<div>Boeing is planning on powering their jets via biofuel, in part to respond to the global warming problem. We have heard a lot of hype about ethanol from corn or sugarcane, and cellulosic biofuel, but these options have serious disadvantages. I have read this from other sources, that algae is a superior means of producing biofuel with fewer of the drawbacks of other sources:
<div>It would take a lot of land to produce enough crops like soybeans to propel fuel-hungry jets. The increasing use of crops like corn and soybeans to produce ethanol and biodiesel is already stirring a controversy of its own. Some argue these biofuels have a negative impact on the environment and on food prices.
<p>The solution could lie in algae, experts say. These slimy aquatic creatures not only absorb great quantities of carbon dioxide during their lifetime, but they are also the source of energy-rich oil that can be turned into fuel. Lurking in the depths of ponds, they take a lot less space than conventional horizontal above-ground crops — and they can live in brackish water. A huge algae bio-reactor — a series of chambers or ponds outfitted to boost growth — could supply more fuel in less space than other plants.

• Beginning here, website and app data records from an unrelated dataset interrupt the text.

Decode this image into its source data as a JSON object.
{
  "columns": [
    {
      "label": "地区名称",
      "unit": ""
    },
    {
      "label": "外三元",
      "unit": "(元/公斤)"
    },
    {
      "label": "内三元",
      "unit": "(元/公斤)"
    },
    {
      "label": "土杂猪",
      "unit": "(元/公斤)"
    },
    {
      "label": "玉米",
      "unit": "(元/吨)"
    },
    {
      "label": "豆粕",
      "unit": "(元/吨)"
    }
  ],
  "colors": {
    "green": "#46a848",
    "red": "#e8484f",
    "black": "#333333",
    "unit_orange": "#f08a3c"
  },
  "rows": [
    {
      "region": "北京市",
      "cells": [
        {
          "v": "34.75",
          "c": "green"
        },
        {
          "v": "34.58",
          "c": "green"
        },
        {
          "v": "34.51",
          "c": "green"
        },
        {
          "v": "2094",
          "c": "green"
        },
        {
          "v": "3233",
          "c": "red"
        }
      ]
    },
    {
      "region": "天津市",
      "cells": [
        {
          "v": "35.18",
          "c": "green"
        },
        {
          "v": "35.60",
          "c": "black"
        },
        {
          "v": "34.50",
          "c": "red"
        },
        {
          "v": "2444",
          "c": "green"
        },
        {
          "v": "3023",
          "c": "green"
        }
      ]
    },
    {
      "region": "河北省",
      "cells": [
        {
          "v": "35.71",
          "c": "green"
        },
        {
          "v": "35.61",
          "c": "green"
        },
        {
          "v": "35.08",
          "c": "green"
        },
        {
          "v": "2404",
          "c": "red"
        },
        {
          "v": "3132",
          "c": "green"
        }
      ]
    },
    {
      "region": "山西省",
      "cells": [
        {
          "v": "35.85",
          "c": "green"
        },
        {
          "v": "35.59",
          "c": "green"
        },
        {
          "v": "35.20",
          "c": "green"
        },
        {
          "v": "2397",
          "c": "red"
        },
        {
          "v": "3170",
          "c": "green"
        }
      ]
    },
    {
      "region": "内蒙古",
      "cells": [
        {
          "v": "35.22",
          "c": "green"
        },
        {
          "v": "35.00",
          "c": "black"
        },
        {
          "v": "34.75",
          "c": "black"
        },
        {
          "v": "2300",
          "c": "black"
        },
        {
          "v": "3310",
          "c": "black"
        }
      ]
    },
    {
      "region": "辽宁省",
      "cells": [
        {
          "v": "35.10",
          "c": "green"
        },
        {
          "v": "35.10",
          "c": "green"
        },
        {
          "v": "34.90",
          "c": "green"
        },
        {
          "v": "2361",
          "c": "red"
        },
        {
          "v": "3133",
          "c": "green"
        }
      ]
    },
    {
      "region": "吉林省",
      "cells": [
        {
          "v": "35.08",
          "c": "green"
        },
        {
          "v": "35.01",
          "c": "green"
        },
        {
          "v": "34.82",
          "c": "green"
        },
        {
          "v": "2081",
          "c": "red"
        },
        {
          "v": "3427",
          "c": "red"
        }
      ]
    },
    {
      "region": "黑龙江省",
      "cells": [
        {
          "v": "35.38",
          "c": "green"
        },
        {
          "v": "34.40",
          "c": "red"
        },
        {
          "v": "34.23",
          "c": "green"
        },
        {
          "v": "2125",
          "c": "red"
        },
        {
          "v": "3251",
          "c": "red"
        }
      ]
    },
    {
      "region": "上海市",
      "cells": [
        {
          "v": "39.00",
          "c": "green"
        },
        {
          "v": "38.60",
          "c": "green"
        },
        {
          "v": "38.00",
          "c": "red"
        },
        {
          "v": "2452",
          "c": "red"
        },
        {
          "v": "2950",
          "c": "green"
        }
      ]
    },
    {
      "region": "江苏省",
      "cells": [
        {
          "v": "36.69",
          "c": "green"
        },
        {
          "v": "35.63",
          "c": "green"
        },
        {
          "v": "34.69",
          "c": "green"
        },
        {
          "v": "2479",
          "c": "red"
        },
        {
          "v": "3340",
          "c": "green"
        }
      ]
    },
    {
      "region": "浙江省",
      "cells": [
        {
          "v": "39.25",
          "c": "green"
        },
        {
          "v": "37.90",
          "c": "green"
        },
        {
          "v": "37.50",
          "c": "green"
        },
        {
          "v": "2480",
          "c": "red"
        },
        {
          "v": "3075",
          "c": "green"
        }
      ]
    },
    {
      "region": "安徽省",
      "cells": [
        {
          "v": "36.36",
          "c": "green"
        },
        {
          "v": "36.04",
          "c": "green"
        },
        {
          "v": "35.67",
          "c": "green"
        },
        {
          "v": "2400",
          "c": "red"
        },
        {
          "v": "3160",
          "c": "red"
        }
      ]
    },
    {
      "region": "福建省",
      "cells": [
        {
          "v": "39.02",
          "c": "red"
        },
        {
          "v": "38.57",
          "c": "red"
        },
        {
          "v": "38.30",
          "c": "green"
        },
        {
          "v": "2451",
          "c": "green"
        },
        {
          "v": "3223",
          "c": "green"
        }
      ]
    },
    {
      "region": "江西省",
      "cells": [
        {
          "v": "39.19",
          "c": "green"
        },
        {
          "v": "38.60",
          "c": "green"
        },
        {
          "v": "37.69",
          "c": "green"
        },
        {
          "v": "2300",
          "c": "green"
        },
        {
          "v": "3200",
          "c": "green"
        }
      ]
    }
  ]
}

<p>"Instead of needing all of Florida [for U.S. transport needs], you could provide the whole world's fleet with biojet fuel if you had a bioreactor the size of Maryland," Daggett said.</p>
<div>Daggett estimates that a pilot plant for algae-based fuel could be in place in a year or so. "I think within 10 years we could see biofuel produced from algae," he said.</div>
<div>Vision2020 Post: Ted Moffett</div>